Known for his success against the Red Sox, and prolific home run rate over the past few seasons, the catcher/first baseman represents a rarity in this day and age: a middle-of-the-order presence who can work the count with the best of them. In '12, Napoli averaged 4.41 pitches per plate appearance, which would be second only to Adam Dunn and A.J. Ellis (4.43) with the requisite number of plate appearances. For his career, he sits at 4.27 pitches per plate appearance, just shy of the longtime standard-bearer when it came to Red Sox plate discipline, Kevin Youkilis (4.30).
Gomes also typically lives around four pitches per plate appearance, but also manages to supply a much-needed above-average on-base percentage. The outfielder entered the offseason carrying the third-best OBP of any free agent hitter, finishing 2012 at .377.
LIMITING THE THEFTS
Offensively, David Ross fits the mold. He finished '12 at 4.26 pitches per plate appearance, while averaging four over his career. But that isn't his best selling point.
In the past eight seasons, Ross has thrown out 37.5 percent of attempted base-stealers, the second-best percentage in the majors over that time (only trailing Cardinals catcher Yadier Molina). Over that same time, Red Sox catchers have caught just 21.1 percent of would-be base thieves.

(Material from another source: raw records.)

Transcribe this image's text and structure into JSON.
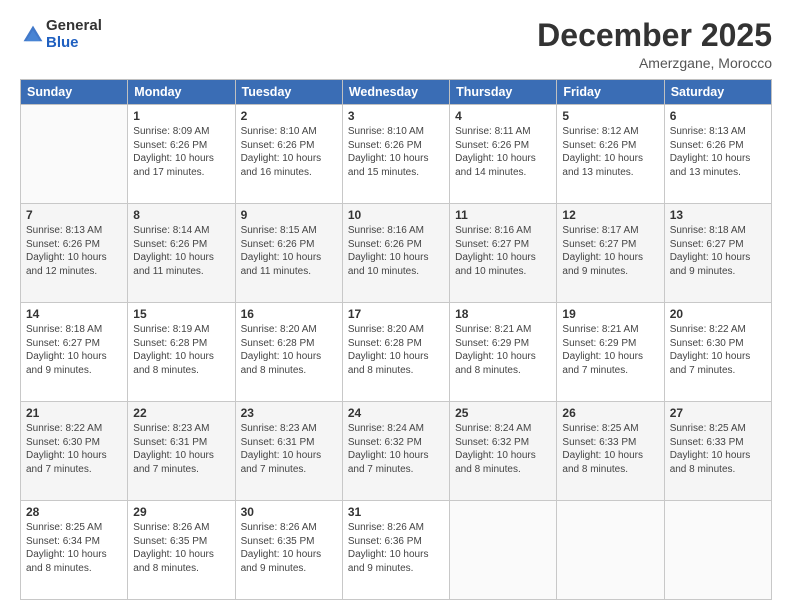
{
  "logo": {
    "general": "General",
    "blue": "Blue"
  },
  "header": {
    "month_year": "December 2025",
    "location": "Amerzgane, Morocco"
  },
  "days_of_week": [
    "Sunday",
    "Monday",
    "Tuesday",
    "Wednesday",
    "Thursday",
    "Friday",
    "Saturday"
  ],
  "weeks": [
    [
      {
        "day": "",
        "info": ""
      },
      {
        "day": "1",
        "info": "Sunrise: 8:09 AM\nSunset: 6:26 PM\nDaylight: 10 hours\nand 17 minutes."
      },
      {
        "day": "2",
        "info": "Sunrise: 8:10 AM\nSunset: 6:26 PM\nDaylight: 10 hours\nand 16 minutes."
      },
      {
        "day": "3",
        "info": "Sunrise: 8:10 AM\nSunset: 6:26 PM\nDaylight: 10 hours\nand 15 minutes."
      },
      {
        "day": "4",
        "info": "Sunrise: 8:11 AM\nSunset: 6:26 PM\nDaylight: 10 hours\nand 14 minutes."
      },
      {
        "day": "5",
        "info": "Sunrise: 8:12 AM\nSunset: 6:26 PM\nDaylight: 10 hours\nand 13 minutes."
      },
      {
        "day": "6",
        "info": "Sunrise: 8:13 AM\nSunset: 6:26 PM\nDaylight: 10 hours\nand 13 minutes."
      }
    ],
    [
      {
        "day": "7",
        "info": "Sunrise: 8:13 AM\nSunset: 6:26 PM\nDaylight: 10 hours\nand 12 minutes."
      },
      {
        "day": "8",
        "info": "Sunrise: 8:14 AM\nSunset: 6:26 PM\nDaylight: 10 hours\nand 11 minutes."
      },
      {
        "day": "9",
        "info": "Sunrise: 8:15 AM\nSunset: 6:26 PM\nDaylight: 10 hours\nand 11 minutes."
      },
      {
        "day": "10",
        "info": "Sunrise: 8:16 AM\nSunset: 6:26 PM\nDaylight: 10 hours\nand 10 minutes."
      },
      {
        "day": "11",
        "info": "Sunrise: 8:16 AM\nSunset: 6:27 PM\nDaylight: 10 hours\nand 10 minutes."
      },
      {
        "day": "12",
        "info": "Sunrise: 8:17 AM\nSunset: 6:27 PM\nDaylight: 10 hours\nand 9 minutes."
      },
      {
        "day": "13",
        "info": "Sunrise: 8:18 AM\nSunset: 6:27 PM\nDaylight: 10 hours\nand 9 minutes."
      }
    ],
    [
      {
        "day": "14",
        "info": "Sunrise: 8:18 AM\nSunset: 6:27 PM\nDaylight: 10 hours\nand 9 minutes."
      },
      {
        "day": "15",
        "info": "Sunrise: 8:19 AM\nSunset: 6:28 PM\nDaylight: 10 hours\nand 8 minutes."
      },
      {
        "day": "16",
        "info": "Sunrise: 8:20 AM\nSunset: 6:28 PM\nDaylight: 10 hours\nand 8 minutes."
      },
      {
        "day": "17",
        "info": "Sunrise: 8:20 AM\nSunset: 6:28 PM\nDaylight: 10 hours\nand 8 minutes."
      },
      {
        "day": "18",
        "info": "Sunrise: 8:21 AM\nSunset: 6:29 PM\nDaylight: 10 hours\nand 8 minutes."
      },
      {
        "day": "19",
        "info": "Sunrise: 8:21 AM\nSunset: 6:29 PM\nDaylight: 10 hours\nand 7 minutes."
      },
      {
        "day": "20",
        "info": "Sunrise: 8:22 AM\nSunset: 6:30 PM\nDaylight: 10 hours\nand 7 minutes."
      }
    ],
    [
      {
        "day": "21",
        "info": "Sunrise: 8:22 AM\nSunset: 6:30 PM\nDaylight: 10 hours\nand 7 minutes."
      },
      {
        "day": "22",
        "info": "Sunrise: 8:23 AM\nSunset: 6:31 PM\nDaylight: 10 hours\nand 7 minutes."
      },
      {
        "day": "23",
        "info": "Sunrise: 8:23 AM\nSunset: 6:31 PM\nDaylight: 10 hours\nand 7 minutes."
      },
      {
        "day": "24",
        "info": "Sunrise: 8:24 AM\nSunset: 6:32 PM\nDaylight: 10 hours\nand 7 minutes."
      },
      {
        "day": "25",
        "info": "Sunrise: 8:24 AM\nSunset: 6:32 PM\nDaylight: 10 hours\nand 8 minutes."
      },
      {
        "day": "26",
        "info": "Sunrise: 8:25 AM\nSunset: 6:33 PM\nDaylight: 10 hours\nand 8 minutes."
      },
      {
        "day": "27",
        "info": "Sunrise: 8:25 AM\nSunset: 6:33 PM\nDaylight: 10 hours\nand 8 minutes."
      }
    ],
    [
      {
        "day": "28",
        "info": "Sunrise: 8:25 AM\nSunset: 6:34 PM\nDaylight: 10 hours\nand 8 minutes."
      },
      {
        "day": "29",
        "info": "Sunrise: 8:26 AM\nSunset: 6:35 PM\nDaylight: 10 hours\nand 8 minutes."
      },
      {
        "day": "30",
        "info": "Sunrise: 8:26 AM\nSunset: 6:35 PM\nDaylight: 10 hours\nand 9 minutes."
      },
      {
        "day": "31",
        "info": "Sunrise: 8:26 AM\nSunset: 6:36 PM\nDaylight: 10 hours\nand 9 minutes."
      },
      {
        "day": "",
        "info": ""
      },
      {
        "day": "",
        "info": ""
      },
      {
        "day": "",
        "info": ""
      }
    ]
  ]
}
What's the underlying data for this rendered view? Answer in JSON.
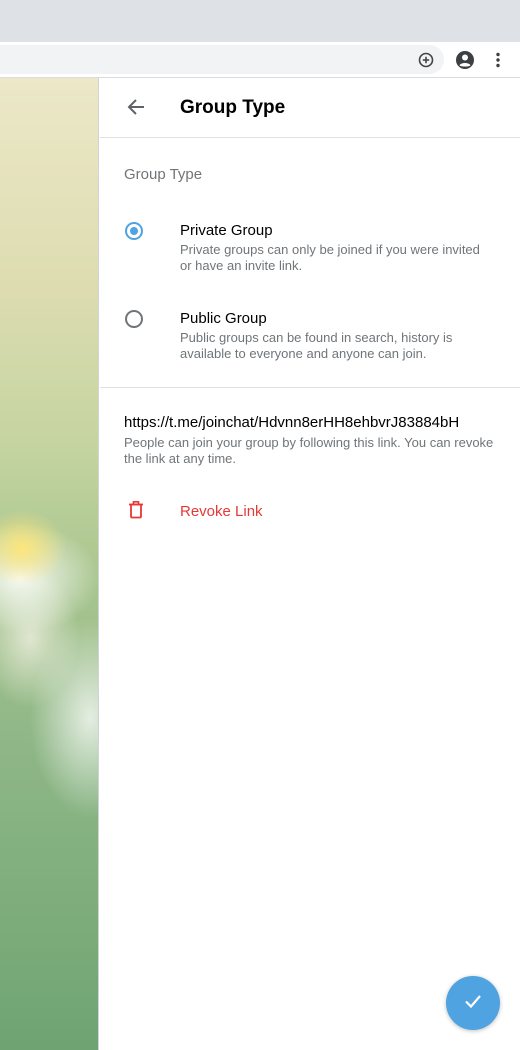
{
  "header": {
    "title": "Group Type"
  },
  "section": {
    "label": "Group Type"
  },
  "options": [
    {
      "title": "Private Group",
      "description": "Private groups can only be joined if you were invited or have an invite link.",
      "selected": true
    },
    {
      "title": "Public Group",
      "description": "Public groups can be found in search, history is available to everyone and anyone can join.",
      "selected": false
    }
  ],
  "invite": {
    "link": "https://t.me/joinchat/Hdvnn8erHH8ehbvrJ83884bH",
    "description": "People can join your group by following this link. You can revoke the link at any time.",
    "revoke_label": "Revoke Link"
  },
  "icons": {
    "back": "arrow-back-icon",
    "delete": "trash-icon",
    "confirm": "check-icon",
    "add": "plus-circle-icon",
    "profile": "account-circle-icon",
    "menu": "more-vert-icon"
  },
  "colors": {
    "accent": "#4fa3e0",
    "danger": "#e53935",
    "secondary_text": "#707579"
  }
}
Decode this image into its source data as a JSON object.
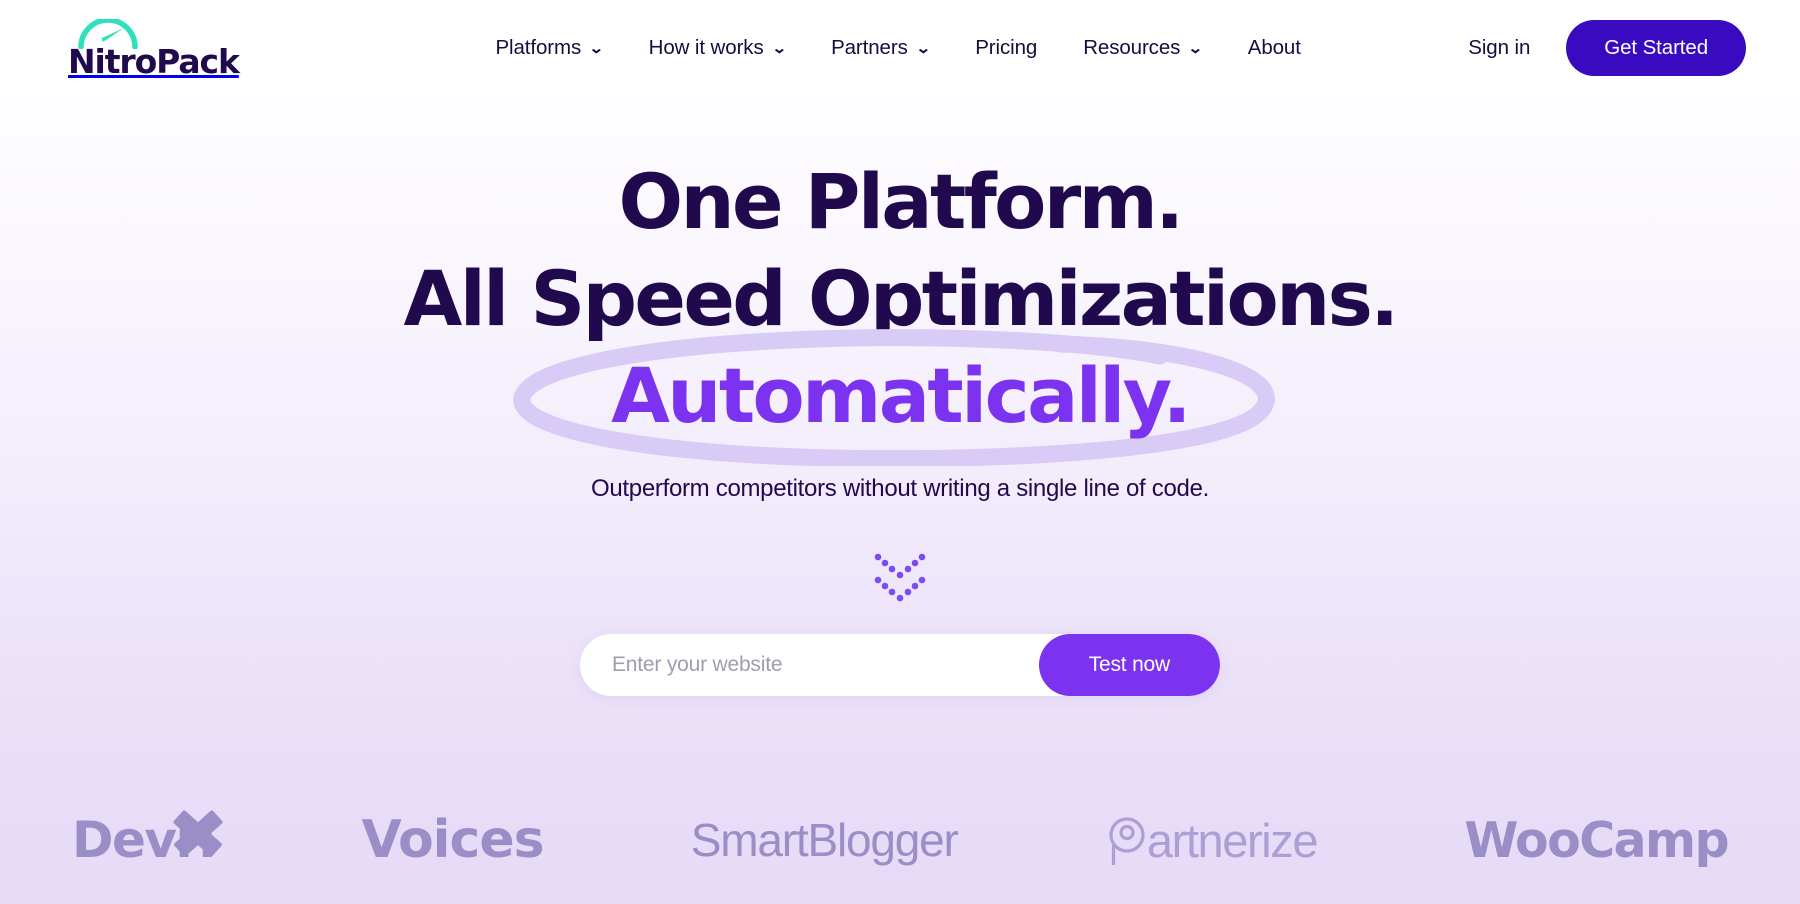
{
  "brand": {
    "name": "NitroPack",
    "logo_icon": "speedometer-icon",
    "accent_teal": "#2fe0bd",
    "wordmark_color": "#21094e"
  },
  "header": {
    "nav": [
      {
        "label": "Platforms",
        "has_dropdown": true
      },
      {
        "label": "How it works",
        "has_dropdown": true
      },
      {
        "label": "Partners",
        "has_dropdown": true
      },
      {
        "label": "Pricing",
        "has_dropdown": false
      },
      {
        "label": "Resources",
        "has_dropdown": true
      },
      {
        "label": "About",
        "has_dropdown": false
      }
    ],
    "caret_glyph": "⌄",
    "sign_in_label": "Sign in",
    "get_started_label": "Get Started",
    "get_started_color": "#3a0ac0"
  },
  "hero": {
    "headline_line1": "One Platform.",
    "headline_line2": "All Speed Optimizations.",
    "headline_accent": "Automatically.",
    "headline_color": "#21094e",
    "accent_color": "#7b33f0",
    "circle_highlight_color": "#d8cbf5",
    "subtitle": "Outperform competitors without writing a single line of code.",
    "scroll_hint_icon": "double-chevron-down-dots-icon",
    "scroll_hint_color": "#7b4cf0"
  },
  "form": {
    "placeholder": "Enter your website",
    "submit_label": "Test now",
    "submit_color": "#7b33f0"
  },
  "clients": {
    "logos": [
      {
        "name": "DevriX",
        "text": "Devri",
        "mark": "x-mark-icon"
      },
      {
        "name": "Voices",
        "text": "Voices",
        "mark": ""
      },
      {
        "name": "SmartBlogger",
        "text": "SmartBlogger",
        "mark": ""
      },
      {
        "name": "Partnerize",
        "text": "artnerize",
        "mark": "circle-p-icon"
      },
      {
        "name": "WooCamp",
        "text": "WooCamp",
        "mark": ""
      }
    ],
    "color": "#9a8ec6"
  }
}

Since '07, the Red Sox have allowed 806 stolen bases -- 76 more than the next American League team, the Angels, and 482 more than the Cardinals.
"We brought David in to improve our team. Has he had a track record of being able to throw runners out? Yes he has. But he also brings a number of things that we’re looking for,” Farrell said. “He’s got leadership capabilities and qualities that fit well behind the plate in that position. He’s shown over the course of an entire career to be a very good game caller and to get the most out of pitchers on a given night.
"But on the bigger picture, in the bigger topic that you raise here, going back the last couple of years here [including with] myself as a pitching coach, we were not very good at controlling the running game. We have to become better at that. That will be a main point of emphasis in spring training, and looking back over the last couple of years, finding ways to do just that. It will be, I’m not going to say a hot spot, but a point of emphasis in spring training. The running game has come back to being employed not just in the AL East but across baseball as home run totals have dropped, the running game has become much more a part of it, and controlling it falls much more on the pitchers and catchers to control it and do the best job capable."
The names might not be big, but the team feels the strides have already been significant, representing important steps down a familiar (and much-needed) path.